Wednesday, July 03, 2019

EP130: Writing Musicals for Broadway… and the U.S Army


Ken discusses what he learned writing the book for a musical  and also shares an insane story of writing a musical for the United States Army. Hint:It was less successful than “Hamilton.”


Listen to the Hollywood & Levine podcast!

9 comments :

Jeff Boice said...

Thanks for another great podcast. And thanks for mentioning Ellie Greenwich- next month will be the tenth anniversary of her death. When the podcast ended, I listened again to her recording of "You Don't Know".

Mike Bloodworth said...

I've always wondered why, to date, none of Ken's plays have been musicals. Now I know...I guess.
M.B.

VP81955 said...

The military version of one of those real-life "industrial musicals" satirized on late-night talk shows.

Unknown said...

Not related to this topic, but I am curious what you thought of the movie Always Be My Maybe on Netflix? I’m not suggesting it’s a classic but I was very impressed with how many jokes the writers got into the script, with only minimal gross out humor. It just stood out as a rarity these days. I went in with zero expectations so maybe that led me to be surprised. Anyway check it out if you haven’t. Thanks for the blog I have been following it for many years.
Aaron

Ligg said...

This reminds me of how a military experience inspired Flip Wilson's comedy career, and his nickname. Young Airman Clerow Wilson saw how few in his Air Force Guam troop went to the base's dull Troop Information Meetings. He convinced his superiors into letting him host one, about of all things Guam's coconut crab, who has to crawl 30 miles to the sea in order to find a mate.
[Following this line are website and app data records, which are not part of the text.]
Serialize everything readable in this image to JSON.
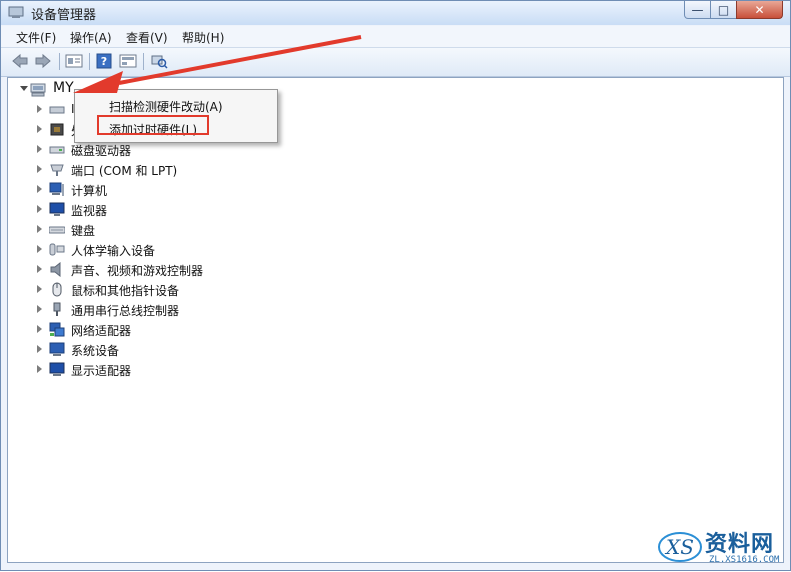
{
  "window": {
    "title": "设备管理器"
  },
  "menu": [
    "文件(F)",
    "操作(A)",
    "查看(V)",
    "帮助(H)"
  ],
  "tree": {
    "root": "MY",
    "items": [
      {
        "label": "I",
        "icon": "drive-icon"
      },
      {
        "label": "处",
        "icon": "processor-icon"
      },
      {
        "label": "磁盘驱动器",
        "icon": "disk-drive-icon"
      },
      {
        "label": "端口 (COM 和 LPT)",
        "icon": "port-icon"
      },
      {
        "label": "计算机",
        "icon": "computer-icon"
      },
      {
        "label": "监视器",
        "icon": "monitor-icon"
      },
      {
        "label": "键盘",
        "icon": "keyboard-icon"
      },
      {
        "label": "人体学输入设备",
        "icon": "hid-icon"
      },
      {
        "label": "声音、视频和游戏控制器",
        "icon": "sound-icon"
      },
      {
        "label": "鼠标和其他指针设备",
        "icon": "mouse-icon"
      },
      {
        "label": "通用串行总线控制器",
        "icon": "usb-icon"
      },
      {
        "label": "网络适配器",
        "icon": "network-icon"
      },
      {
        "label": "系统设备",
        "icon": "system-device-icon"
      },
      {
        "label": "显示适配器",
        "icon": "display-adapter-icon"
      }
    ]
  },
  "context_menu": {
    "items": [
      "扫描检测硬件改动(A)",
      "添加过时硬件(L)"
    ],
    "highlighted_index": 1
  },
  "watermark": {
    "brand": "资料网",
    "url": "ZL.XS1616.COM"
  },
  "colors": {
    "highlight_box": "#e23a2c",
    "arrow": "#e23a2c"
  }
}
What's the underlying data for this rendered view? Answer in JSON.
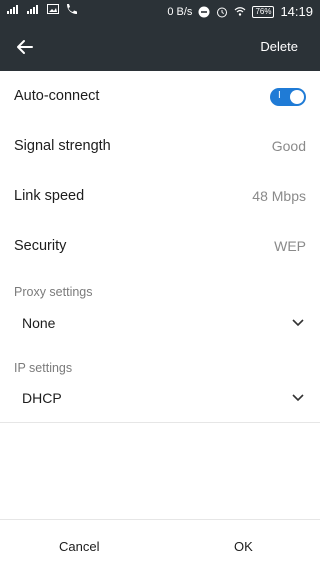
{
  "status": {
    "net_speed": "0 B/s",
    "battery": "76%",
    "time": "14:19"
  },
  "header": {
    "action": "Delete"
  },
  "settings": {
    "auto_connect": {
      "label": "Auto-connect",
      "toggle": "I"
    },
    "signal": {
      "label": "Signal strength",
      "value": "Good"
    },
    "link": {
      "label": "Link speed",
      "value": "48 Mbps"
    },
    "security": {
      "label": "Security",
      "value": "WEP"
    }
  },
  "proxy": {
    "title": "Proxy settings",
    "value": "None"
  },
  "ip": {
    "title": "IP settings",
    "value": "DHCP"
  },
  "footer": {
    "cancel": "Cancel",
    "ok": "OK"
  },
  "colors": {
    "header_bg": "#2b3237",
    "accent": "#1f7bd6"
  }
}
His fellow troops cracked up when Wilson said the female crabs rejected the males with, "Oh, no you don't! I am not that kind of a crab!" He got more laughs by injecting his colorful slang into scenes from Shakespeare's "Julius Caesar". One of the airmen in the audience said out loud, "He doth flippeth his lid!" A stage name was thus born.
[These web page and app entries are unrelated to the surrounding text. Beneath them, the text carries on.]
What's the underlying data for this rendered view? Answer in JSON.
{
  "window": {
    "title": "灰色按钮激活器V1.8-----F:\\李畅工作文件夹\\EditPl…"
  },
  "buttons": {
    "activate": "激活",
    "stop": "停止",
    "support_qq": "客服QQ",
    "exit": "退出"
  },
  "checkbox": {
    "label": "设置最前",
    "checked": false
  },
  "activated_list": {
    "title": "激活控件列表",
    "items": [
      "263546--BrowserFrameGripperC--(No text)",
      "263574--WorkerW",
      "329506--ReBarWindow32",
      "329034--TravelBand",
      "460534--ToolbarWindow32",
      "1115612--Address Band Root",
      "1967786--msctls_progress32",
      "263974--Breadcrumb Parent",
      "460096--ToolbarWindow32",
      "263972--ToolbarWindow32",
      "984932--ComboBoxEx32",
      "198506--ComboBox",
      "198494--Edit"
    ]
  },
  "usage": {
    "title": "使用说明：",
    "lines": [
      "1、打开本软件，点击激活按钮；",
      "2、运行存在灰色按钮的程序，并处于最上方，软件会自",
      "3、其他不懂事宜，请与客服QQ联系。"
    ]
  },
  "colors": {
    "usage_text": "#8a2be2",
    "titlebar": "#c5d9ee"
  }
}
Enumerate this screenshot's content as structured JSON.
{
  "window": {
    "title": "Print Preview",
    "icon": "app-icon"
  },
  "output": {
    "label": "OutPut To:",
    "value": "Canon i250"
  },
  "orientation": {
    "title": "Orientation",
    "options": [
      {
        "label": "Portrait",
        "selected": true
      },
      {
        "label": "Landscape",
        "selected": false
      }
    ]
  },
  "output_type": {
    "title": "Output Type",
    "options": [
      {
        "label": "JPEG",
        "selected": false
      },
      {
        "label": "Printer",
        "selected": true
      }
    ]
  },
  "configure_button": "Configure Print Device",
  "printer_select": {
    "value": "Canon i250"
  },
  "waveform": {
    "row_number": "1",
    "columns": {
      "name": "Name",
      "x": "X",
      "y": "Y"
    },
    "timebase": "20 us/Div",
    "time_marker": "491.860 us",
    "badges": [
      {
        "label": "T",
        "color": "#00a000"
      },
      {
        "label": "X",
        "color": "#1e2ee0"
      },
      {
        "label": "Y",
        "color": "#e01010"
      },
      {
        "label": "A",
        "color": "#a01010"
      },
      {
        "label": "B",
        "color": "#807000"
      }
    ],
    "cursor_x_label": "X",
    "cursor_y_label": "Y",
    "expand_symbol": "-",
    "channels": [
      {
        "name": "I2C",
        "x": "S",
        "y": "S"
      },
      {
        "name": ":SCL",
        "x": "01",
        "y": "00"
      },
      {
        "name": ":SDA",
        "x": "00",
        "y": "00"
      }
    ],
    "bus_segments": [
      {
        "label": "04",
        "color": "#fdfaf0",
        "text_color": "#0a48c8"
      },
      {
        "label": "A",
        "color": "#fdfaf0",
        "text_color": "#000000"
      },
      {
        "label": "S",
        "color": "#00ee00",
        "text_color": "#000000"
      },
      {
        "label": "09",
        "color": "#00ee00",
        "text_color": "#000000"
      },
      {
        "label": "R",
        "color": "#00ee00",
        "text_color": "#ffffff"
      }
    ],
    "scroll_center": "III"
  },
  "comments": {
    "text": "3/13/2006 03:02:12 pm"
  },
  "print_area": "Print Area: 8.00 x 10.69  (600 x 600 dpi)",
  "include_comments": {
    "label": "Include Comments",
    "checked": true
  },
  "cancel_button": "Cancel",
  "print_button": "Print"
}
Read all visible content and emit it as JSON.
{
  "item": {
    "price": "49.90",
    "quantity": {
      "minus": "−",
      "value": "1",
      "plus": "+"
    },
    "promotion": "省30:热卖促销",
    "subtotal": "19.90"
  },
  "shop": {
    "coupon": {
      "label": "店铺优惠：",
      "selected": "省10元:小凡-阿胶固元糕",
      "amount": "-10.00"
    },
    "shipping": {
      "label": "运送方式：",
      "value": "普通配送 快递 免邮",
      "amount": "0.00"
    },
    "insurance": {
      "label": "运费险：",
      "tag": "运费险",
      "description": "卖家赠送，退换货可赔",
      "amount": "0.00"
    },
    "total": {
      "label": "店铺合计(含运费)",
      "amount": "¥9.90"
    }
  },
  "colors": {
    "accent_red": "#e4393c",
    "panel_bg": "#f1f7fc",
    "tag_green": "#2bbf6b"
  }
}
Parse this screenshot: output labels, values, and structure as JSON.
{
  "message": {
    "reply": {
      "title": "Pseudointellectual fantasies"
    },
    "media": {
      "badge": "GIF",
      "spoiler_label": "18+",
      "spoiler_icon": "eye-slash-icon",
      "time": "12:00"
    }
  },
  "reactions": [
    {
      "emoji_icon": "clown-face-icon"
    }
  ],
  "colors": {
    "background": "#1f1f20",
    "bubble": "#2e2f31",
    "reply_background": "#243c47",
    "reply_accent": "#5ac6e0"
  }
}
(Source: Kevin Cook, "Flip: The Inside Story of TV's First Black Superstar", 2013 Viking Press, p. 31-2.)

julian said...

love the podcast! the vintage music package is so good. thanks Ken!

Buttermilk Sky said...

Great podcast, Ken. I finally understand the old joke about the only appropriate way to punish Hitler: Send him out of town with a musical.

Have you watched BATHTUBS OVER BROADWAY on Netflix? It's about industrial shows, a genre which seems to have disappeared but figured in the early careers of people like John Kander and Fred Ebb.

Cheryl Marks said...

I'm guessing the number of reservists who re-upped was nil.

James said...

I'm late to the game but I only heard the podcast this morning (Monday).

It's not quite the same but it's close. Jerry Belson should have been proud of Richard Levinson and William Link. They wrote a script for The Chevy Mystery Show called "Enough Rope," adapted it into a stage play called "Prescription Murder," adapted that into a TV movie of the same name, and then launched a TV series from it called Columbo. And Bill Link collected some short stories with the character, so he's got that medium covered too.